Kwasiborski A.,Institute des science du Vegetal |
Mondy S.,Institute des science du Vegetal |
Chong T.-M.,University of Malaya |
Barbey C.,Normandy University |
And 4 more authors.
Heredity | Year: 2015

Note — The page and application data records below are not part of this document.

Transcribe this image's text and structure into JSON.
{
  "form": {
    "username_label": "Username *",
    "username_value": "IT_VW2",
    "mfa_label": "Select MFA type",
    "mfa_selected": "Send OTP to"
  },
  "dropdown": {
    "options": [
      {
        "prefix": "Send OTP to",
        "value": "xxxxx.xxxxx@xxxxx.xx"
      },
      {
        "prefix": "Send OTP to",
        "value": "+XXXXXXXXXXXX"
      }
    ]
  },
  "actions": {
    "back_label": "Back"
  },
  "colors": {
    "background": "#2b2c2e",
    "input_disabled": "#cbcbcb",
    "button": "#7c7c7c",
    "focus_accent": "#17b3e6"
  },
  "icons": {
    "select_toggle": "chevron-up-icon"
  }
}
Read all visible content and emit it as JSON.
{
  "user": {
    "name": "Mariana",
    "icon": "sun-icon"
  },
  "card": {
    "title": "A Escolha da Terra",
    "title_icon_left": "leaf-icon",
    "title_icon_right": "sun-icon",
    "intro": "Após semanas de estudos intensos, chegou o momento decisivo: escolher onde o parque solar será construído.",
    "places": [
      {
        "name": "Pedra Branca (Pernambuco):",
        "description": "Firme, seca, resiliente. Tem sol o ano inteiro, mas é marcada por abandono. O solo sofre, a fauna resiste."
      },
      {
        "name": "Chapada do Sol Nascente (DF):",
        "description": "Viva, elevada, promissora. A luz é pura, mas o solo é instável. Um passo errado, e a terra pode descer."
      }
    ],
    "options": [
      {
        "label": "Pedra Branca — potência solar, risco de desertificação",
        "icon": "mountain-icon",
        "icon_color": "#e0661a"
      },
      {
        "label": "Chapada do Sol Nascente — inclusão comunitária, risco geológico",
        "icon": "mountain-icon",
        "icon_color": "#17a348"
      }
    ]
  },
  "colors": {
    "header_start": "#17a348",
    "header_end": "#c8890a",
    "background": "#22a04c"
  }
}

Social bacteria use chemical communication to coordinate and synchronize gene expression via the quorum-sensing (QS) regulatory pathway. In Pectobacterium, a causative agent of the blackleg and soft-rot diseases on potato plants and tubers, expression of the virulence factors is collectively controlled by the QS-signals N-acylhomoserine lactones (NAHLs). Several soil bacteria, such as the actinobacterium Rhodococcus erythropolis, are able to degrade NAHLs, hence quench the chemical communication and virulence of Pectobacterium. Here, next-generation sequencing was used to investigate structural and functional genomics of the NAHL-degrading R. erythropolis strain R138. The R. erythropolis R138 genome (6.7 Mbp) contained a single circular chromosome, one linear (250 kbp) and one circular (84 kbp) plasmid. Growth of R. erythropolis and P. atrosepticum was not altered in mixed-cultures as compared with monocultures on potato tuber slices. HiSeq-transcriptomics revealed that no R. erythropolis genes were differentially expressed when R. erythropolis was cultivated in the presence vs absence of the avirulent P. atrosepticum mutant expI, which is defective for QS-signal synthesis. By contrast 50 genes (<1% of the R. erythropolis genome) were differentially expressed when R. erythropolis was cultivated in the presence vs absence of the NAHL-producing virulent P. atrosepticum. Among them, quantitative real-time reverse-transcriptase-PCR confirmed that the expression of some alkyl-sulfatase genes decreased in the presence of a virulent P. atrosepticum, as well as deprivation of organic sulfur such as methionine, which is a key precursor in the synthesis of NAHL by P. atrosepticum. © 2015 Macmillan Publishers Limited. All rights reserved. Source